__Task instructions__. Search the records for the string "title" and return each line that has it.

__Input records__.
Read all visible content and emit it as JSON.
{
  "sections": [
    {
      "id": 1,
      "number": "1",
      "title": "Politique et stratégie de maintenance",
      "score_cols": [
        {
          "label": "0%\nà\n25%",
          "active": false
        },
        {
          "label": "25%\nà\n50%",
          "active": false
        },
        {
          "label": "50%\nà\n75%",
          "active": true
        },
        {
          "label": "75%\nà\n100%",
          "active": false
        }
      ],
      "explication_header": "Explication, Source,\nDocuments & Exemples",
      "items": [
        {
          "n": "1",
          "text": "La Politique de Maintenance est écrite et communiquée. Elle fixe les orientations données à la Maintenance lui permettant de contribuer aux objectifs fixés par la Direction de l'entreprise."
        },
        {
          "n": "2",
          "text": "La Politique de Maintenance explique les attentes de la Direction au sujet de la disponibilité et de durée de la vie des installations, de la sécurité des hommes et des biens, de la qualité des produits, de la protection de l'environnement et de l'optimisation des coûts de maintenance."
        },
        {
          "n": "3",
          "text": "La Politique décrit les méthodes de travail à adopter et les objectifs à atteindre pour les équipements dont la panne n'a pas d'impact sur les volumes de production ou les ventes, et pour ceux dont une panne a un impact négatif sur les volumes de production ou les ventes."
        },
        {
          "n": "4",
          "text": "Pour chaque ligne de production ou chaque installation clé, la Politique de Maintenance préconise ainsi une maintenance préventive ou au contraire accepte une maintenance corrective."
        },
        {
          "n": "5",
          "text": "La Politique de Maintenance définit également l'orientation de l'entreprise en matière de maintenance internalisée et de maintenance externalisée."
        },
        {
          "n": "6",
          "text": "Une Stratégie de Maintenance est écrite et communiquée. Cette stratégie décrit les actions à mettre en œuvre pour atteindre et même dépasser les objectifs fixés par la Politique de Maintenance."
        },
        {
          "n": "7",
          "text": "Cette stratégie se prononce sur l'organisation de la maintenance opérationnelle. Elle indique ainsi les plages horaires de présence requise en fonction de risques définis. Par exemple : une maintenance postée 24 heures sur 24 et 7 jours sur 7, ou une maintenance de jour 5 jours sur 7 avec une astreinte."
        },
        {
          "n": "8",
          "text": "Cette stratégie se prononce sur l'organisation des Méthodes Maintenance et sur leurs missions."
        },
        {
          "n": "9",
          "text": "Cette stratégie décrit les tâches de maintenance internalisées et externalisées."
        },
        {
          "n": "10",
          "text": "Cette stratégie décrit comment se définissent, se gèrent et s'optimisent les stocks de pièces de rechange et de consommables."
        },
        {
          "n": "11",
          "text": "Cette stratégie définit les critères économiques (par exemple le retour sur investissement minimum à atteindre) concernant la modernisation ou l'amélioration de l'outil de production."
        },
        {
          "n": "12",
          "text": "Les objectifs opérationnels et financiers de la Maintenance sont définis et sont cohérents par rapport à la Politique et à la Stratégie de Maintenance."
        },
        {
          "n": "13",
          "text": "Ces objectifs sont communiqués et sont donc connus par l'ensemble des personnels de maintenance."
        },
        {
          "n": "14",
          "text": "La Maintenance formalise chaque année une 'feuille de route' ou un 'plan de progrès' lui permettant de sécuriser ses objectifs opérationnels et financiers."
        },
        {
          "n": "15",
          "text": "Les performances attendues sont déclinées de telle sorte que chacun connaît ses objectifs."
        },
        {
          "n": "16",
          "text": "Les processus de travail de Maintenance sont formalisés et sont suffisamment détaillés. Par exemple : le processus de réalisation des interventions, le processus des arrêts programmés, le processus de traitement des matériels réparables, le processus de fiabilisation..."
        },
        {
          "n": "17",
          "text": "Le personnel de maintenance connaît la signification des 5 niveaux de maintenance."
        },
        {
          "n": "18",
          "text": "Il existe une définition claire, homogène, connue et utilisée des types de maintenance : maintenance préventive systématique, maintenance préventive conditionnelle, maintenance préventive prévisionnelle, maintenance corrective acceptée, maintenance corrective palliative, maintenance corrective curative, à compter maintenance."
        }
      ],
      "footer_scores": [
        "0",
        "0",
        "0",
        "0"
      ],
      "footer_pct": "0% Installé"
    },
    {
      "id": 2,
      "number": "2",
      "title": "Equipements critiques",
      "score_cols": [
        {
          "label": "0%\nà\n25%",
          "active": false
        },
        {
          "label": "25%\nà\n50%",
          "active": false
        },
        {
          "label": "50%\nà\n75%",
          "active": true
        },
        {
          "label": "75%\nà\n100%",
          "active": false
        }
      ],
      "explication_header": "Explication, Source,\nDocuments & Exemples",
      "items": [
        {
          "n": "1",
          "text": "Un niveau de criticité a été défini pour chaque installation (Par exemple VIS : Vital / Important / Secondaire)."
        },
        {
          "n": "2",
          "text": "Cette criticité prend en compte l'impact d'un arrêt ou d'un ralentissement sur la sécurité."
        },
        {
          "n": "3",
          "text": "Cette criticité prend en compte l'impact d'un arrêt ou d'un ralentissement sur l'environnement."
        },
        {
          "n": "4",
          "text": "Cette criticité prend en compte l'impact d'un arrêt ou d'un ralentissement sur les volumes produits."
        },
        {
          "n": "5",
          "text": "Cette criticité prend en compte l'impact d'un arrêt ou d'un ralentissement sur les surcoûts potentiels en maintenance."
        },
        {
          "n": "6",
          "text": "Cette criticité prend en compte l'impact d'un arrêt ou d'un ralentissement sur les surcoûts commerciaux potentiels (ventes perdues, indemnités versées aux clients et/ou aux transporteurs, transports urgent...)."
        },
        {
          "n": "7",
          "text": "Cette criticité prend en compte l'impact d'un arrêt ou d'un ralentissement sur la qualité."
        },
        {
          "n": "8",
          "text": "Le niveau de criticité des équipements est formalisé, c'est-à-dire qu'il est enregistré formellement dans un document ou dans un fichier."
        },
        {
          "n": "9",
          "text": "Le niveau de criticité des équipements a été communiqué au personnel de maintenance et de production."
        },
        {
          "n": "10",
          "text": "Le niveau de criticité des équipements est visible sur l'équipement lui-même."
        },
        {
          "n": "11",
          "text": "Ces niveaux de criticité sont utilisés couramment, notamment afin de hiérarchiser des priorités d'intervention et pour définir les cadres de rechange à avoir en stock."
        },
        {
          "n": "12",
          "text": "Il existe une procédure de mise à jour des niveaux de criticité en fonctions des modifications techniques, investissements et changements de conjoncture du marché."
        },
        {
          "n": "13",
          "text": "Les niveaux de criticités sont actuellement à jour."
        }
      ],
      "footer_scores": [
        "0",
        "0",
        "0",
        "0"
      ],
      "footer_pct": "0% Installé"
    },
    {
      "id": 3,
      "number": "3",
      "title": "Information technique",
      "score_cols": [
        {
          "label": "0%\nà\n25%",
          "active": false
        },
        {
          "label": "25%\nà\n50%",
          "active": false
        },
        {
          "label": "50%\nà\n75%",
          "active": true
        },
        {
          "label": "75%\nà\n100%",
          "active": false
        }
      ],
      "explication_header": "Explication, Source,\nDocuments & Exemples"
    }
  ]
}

__Exercise answer__.
      "title": "Politique et stratégie de maintenance",
      "title": "Equipements critiques",
      "title": "Information technique",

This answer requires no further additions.